BRIEF ▸ Using the data below, tally the lines that include the string "your". Only the number is wanted.
Top of GIVEN DATA
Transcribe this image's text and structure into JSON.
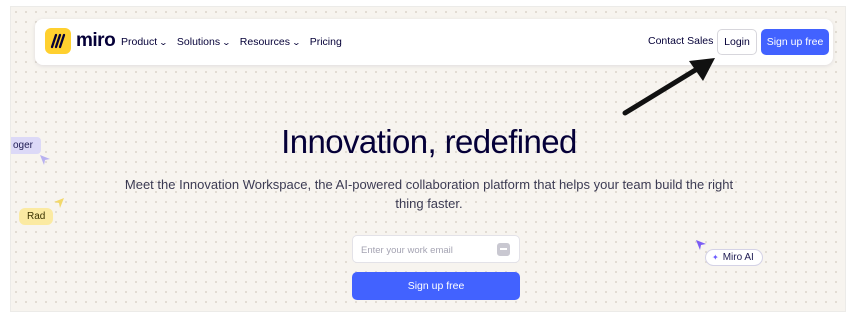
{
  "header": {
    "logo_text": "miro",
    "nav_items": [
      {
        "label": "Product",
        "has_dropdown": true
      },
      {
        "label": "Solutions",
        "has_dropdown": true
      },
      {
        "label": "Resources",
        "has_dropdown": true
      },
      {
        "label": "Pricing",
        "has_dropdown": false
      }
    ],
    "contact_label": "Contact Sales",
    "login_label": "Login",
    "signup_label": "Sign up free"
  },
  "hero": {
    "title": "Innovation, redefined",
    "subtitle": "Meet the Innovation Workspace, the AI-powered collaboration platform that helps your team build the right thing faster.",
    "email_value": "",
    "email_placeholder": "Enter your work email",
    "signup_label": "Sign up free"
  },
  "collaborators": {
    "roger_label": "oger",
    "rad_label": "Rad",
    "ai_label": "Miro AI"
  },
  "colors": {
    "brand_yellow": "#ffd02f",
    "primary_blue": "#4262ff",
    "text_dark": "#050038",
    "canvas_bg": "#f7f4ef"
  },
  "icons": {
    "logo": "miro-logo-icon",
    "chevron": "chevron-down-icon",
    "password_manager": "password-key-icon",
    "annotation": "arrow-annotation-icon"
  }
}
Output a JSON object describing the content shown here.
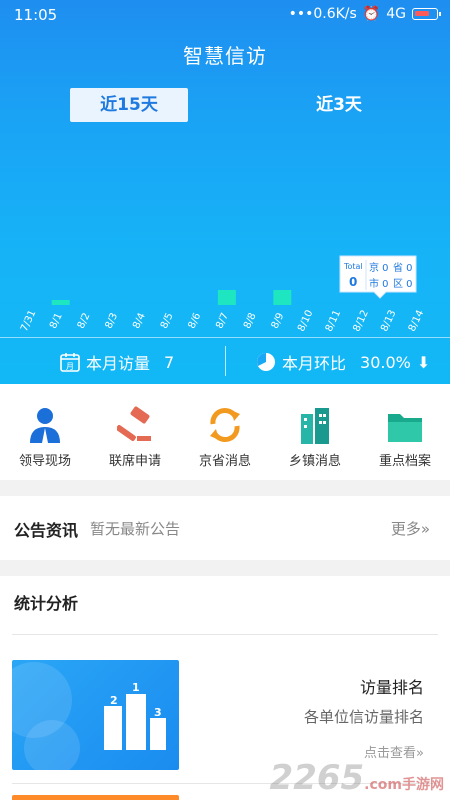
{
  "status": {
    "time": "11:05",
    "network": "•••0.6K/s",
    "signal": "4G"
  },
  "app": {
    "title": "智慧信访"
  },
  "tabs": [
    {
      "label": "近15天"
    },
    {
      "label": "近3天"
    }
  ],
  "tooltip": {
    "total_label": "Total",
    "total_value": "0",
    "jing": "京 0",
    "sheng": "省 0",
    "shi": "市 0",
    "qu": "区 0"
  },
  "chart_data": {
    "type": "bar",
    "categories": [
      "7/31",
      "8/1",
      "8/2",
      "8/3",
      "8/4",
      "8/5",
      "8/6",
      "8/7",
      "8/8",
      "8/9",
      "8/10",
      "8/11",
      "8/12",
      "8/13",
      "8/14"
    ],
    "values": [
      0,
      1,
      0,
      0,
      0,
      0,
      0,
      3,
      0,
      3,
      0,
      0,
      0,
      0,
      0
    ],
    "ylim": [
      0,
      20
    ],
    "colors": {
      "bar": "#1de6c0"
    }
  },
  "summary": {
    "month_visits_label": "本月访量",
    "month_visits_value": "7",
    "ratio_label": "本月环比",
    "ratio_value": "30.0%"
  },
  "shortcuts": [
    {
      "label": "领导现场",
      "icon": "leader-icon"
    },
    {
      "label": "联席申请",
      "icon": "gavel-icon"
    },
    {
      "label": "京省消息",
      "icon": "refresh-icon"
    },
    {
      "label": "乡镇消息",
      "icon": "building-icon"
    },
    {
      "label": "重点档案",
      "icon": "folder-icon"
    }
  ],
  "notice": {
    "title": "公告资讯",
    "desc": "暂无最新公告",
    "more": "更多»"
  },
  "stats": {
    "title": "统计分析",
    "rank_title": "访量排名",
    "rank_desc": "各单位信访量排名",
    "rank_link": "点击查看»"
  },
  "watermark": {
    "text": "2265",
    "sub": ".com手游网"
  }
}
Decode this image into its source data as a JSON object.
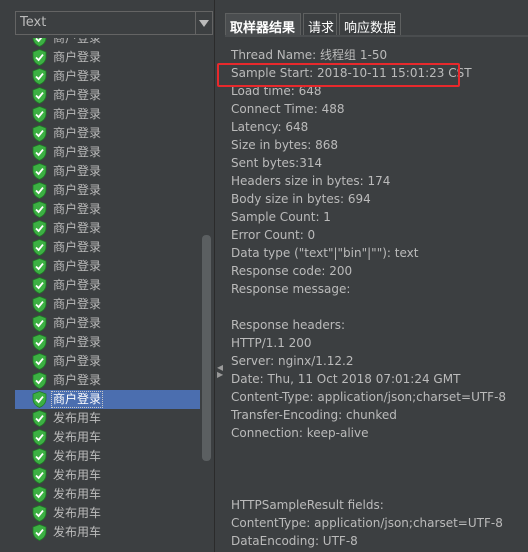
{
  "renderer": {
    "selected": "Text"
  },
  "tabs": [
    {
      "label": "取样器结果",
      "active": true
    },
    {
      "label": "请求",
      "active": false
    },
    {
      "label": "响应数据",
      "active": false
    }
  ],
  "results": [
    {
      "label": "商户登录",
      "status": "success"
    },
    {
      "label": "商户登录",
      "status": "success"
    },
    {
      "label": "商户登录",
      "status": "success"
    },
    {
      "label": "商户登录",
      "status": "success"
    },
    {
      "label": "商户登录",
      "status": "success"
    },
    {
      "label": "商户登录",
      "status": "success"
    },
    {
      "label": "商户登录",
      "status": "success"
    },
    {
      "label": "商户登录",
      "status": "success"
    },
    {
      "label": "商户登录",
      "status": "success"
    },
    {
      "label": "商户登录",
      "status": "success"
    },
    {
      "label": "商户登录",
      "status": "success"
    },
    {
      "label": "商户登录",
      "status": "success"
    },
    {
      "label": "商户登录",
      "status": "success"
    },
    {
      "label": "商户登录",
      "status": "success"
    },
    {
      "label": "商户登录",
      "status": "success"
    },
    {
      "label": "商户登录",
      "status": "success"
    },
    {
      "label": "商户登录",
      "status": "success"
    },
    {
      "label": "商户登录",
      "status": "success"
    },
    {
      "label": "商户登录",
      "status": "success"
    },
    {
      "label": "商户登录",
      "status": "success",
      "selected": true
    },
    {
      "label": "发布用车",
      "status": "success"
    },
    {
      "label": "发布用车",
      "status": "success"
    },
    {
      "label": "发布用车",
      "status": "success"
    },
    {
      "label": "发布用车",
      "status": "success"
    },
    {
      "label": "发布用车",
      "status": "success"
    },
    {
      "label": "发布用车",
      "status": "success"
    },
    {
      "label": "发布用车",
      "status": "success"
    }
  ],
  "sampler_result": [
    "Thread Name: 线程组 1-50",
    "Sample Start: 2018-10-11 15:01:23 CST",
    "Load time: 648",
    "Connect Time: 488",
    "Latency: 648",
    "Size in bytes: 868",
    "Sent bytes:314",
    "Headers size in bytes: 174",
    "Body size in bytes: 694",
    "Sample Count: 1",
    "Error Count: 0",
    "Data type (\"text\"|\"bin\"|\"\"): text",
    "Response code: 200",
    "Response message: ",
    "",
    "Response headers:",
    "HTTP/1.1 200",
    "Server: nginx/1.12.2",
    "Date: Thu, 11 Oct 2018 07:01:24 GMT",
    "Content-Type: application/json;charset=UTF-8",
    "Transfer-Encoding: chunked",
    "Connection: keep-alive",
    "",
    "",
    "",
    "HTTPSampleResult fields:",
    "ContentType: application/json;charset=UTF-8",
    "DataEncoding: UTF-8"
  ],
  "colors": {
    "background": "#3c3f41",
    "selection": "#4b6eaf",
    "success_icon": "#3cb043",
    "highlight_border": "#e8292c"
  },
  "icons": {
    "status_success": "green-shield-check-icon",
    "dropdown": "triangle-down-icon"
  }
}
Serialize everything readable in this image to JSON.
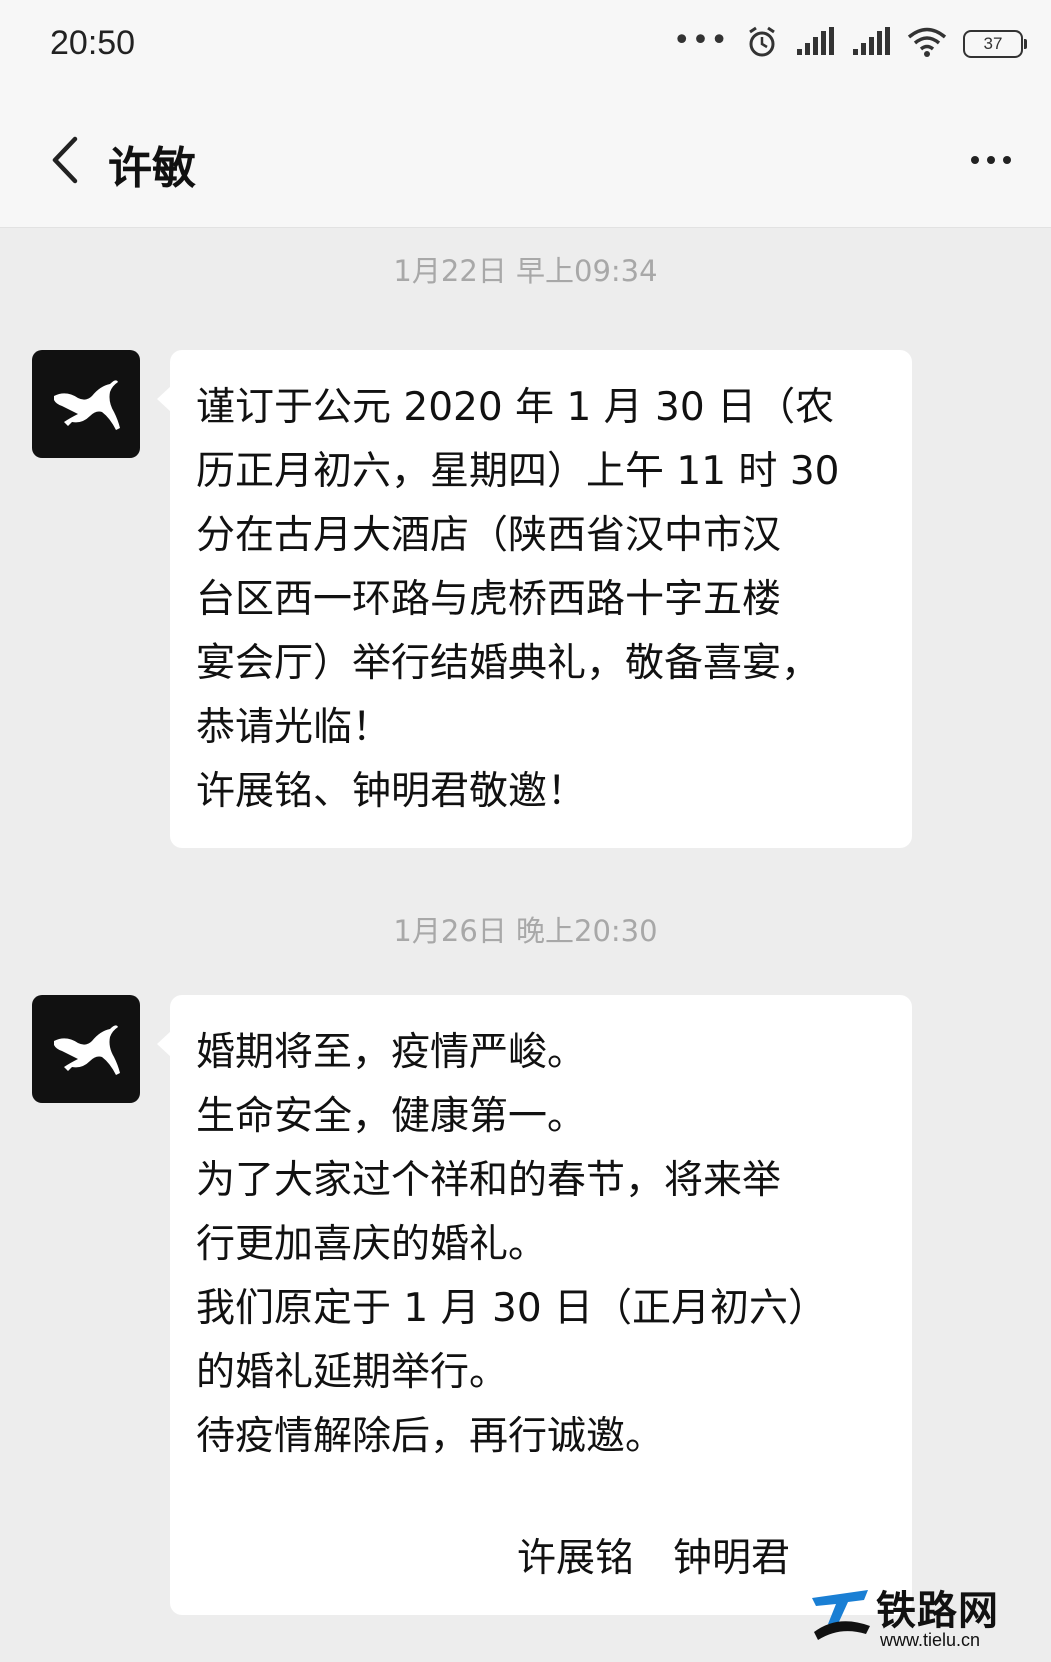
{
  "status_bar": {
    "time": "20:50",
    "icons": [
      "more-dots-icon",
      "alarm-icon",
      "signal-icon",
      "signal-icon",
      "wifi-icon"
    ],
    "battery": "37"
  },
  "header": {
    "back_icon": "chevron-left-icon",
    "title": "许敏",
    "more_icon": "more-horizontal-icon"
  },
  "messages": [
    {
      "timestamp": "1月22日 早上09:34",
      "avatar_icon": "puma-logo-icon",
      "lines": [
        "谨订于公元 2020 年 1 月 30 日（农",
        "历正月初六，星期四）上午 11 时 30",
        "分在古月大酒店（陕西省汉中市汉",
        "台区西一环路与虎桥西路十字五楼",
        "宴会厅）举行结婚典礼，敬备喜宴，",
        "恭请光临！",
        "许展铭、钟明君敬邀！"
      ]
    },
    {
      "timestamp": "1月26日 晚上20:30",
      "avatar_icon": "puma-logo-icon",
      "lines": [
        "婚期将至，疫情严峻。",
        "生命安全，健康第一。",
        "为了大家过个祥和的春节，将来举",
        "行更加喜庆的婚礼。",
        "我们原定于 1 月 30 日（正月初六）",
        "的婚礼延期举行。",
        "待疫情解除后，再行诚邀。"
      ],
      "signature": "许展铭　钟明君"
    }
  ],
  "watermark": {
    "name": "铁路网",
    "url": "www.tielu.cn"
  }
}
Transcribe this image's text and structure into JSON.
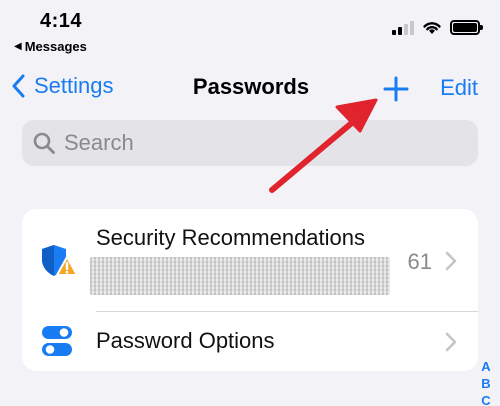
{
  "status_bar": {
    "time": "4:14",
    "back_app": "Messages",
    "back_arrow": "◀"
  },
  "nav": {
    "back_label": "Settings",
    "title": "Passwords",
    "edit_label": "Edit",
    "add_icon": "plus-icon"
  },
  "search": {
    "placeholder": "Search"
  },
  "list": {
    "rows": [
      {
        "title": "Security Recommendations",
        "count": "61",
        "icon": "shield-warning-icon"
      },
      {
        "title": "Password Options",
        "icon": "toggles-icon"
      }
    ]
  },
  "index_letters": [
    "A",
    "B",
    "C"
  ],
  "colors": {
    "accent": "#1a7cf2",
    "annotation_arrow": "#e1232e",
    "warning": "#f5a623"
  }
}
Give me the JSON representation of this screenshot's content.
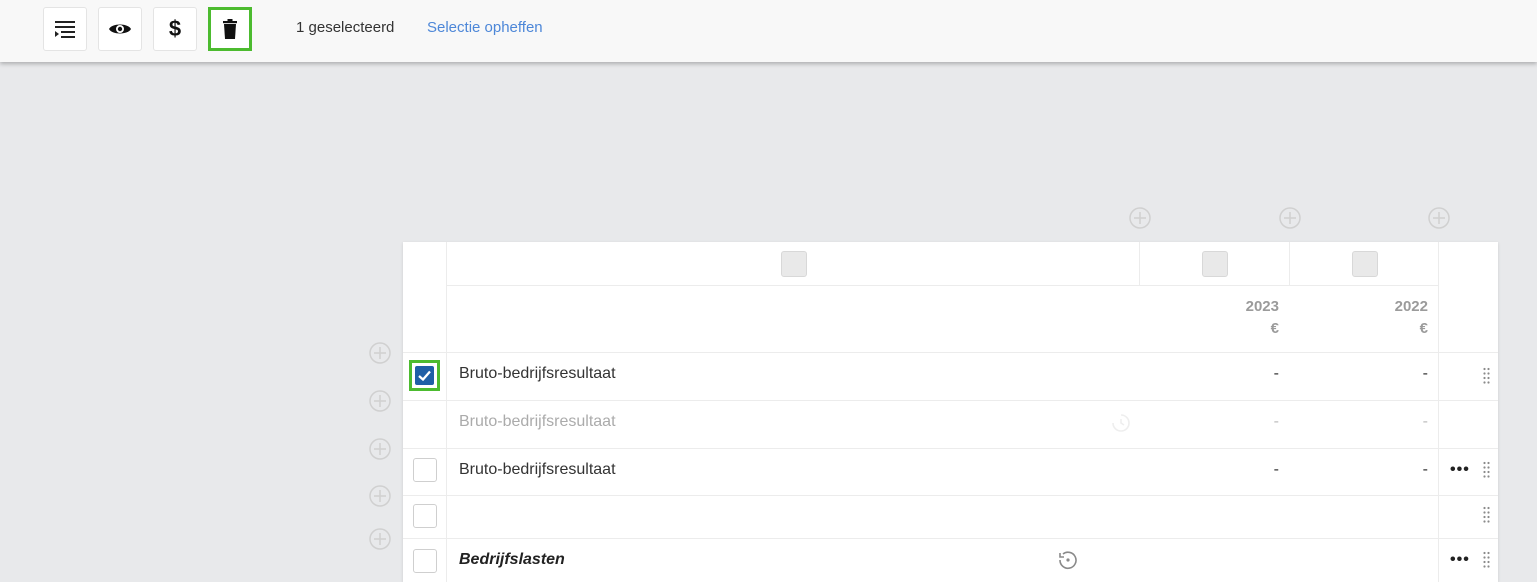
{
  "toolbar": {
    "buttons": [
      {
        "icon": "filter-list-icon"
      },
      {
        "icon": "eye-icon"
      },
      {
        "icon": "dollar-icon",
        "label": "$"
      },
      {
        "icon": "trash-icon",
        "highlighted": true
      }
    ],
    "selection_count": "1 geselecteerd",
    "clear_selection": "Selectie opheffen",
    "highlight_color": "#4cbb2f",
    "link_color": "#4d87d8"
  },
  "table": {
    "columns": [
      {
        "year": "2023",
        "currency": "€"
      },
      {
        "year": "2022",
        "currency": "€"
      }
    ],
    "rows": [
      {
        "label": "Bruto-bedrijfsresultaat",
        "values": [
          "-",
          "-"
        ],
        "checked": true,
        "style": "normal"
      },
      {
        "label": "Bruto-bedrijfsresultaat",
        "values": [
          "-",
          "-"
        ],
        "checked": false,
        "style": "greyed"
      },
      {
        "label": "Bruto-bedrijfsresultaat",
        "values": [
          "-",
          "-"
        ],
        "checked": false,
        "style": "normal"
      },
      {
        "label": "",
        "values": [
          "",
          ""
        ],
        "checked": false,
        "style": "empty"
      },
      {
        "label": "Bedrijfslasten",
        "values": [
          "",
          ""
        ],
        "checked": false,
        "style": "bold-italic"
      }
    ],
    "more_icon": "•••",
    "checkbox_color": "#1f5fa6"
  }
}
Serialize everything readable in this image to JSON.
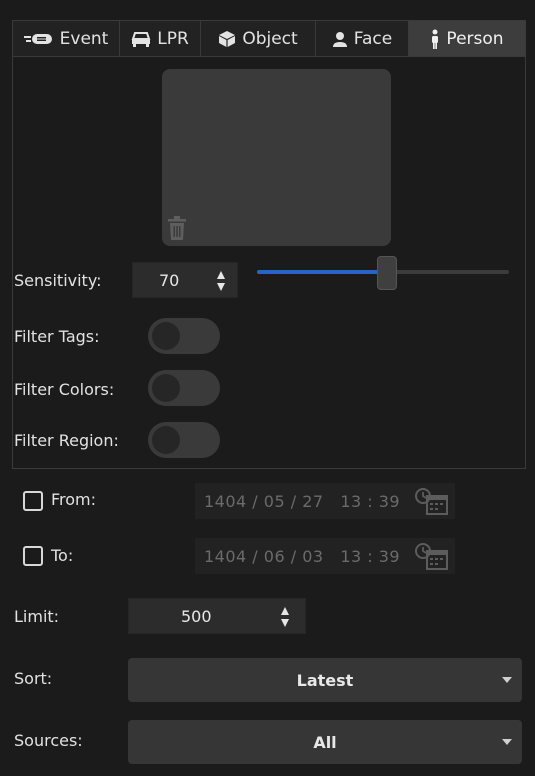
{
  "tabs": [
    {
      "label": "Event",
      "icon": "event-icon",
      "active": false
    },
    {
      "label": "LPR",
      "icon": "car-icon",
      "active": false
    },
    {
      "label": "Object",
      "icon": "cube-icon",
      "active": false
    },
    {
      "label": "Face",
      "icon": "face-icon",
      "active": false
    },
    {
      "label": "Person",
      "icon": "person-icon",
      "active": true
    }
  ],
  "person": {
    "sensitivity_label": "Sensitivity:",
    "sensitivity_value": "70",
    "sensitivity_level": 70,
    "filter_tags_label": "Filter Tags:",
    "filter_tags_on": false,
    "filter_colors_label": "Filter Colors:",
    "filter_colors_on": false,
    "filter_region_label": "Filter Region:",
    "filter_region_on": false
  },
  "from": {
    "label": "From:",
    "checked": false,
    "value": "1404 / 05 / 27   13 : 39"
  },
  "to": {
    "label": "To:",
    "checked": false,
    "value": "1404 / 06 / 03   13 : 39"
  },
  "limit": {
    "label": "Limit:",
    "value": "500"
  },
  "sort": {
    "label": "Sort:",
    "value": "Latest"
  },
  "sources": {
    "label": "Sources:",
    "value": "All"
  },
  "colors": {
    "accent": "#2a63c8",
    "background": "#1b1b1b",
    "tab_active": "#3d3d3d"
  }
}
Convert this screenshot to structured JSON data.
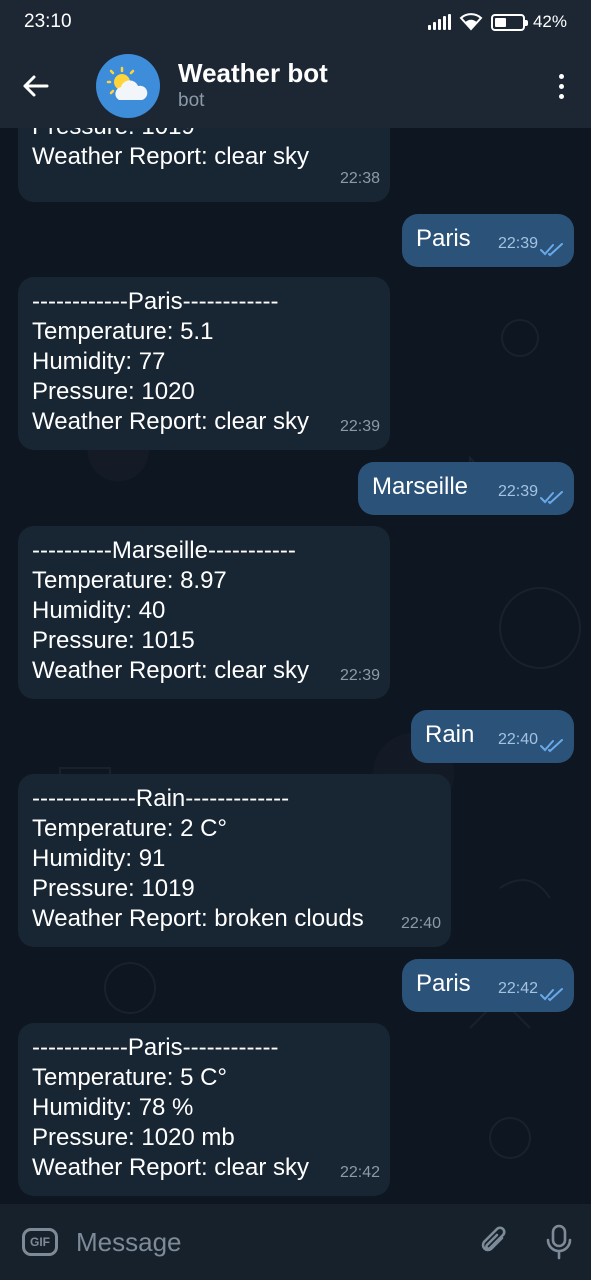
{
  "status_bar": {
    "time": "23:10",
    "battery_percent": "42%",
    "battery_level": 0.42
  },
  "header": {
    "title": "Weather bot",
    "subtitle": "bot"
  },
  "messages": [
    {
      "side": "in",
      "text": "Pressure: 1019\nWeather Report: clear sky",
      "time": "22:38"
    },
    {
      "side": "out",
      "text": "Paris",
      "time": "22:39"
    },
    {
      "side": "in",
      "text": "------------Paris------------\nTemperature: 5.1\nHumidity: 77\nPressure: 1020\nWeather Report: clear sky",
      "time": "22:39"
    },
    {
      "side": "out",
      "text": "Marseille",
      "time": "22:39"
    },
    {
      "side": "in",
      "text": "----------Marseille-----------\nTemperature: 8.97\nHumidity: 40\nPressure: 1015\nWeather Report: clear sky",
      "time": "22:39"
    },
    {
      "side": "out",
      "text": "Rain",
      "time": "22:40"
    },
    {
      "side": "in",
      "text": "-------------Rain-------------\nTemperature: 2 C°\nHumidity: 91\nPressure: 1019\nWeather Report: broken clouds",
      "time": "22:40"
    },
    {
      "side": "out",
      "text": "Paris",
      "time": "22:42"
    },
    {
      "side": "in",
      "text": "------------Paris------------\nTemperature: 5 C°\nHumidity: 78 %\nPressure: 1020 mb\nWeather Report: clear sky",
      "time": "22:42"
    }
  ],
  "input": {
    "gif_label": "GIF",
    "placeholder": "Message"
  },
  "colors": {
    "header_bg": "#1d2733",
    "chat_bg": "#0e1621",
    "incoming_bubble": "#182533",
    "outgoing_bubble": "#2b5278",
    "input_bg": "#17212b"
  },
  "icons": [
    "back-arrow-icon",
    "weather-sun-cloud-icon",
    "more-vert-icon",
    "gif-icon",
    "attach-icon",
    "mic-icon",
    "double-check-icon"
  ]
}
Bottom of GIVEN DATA
REPLY TO THE EXERCISE ▸ 2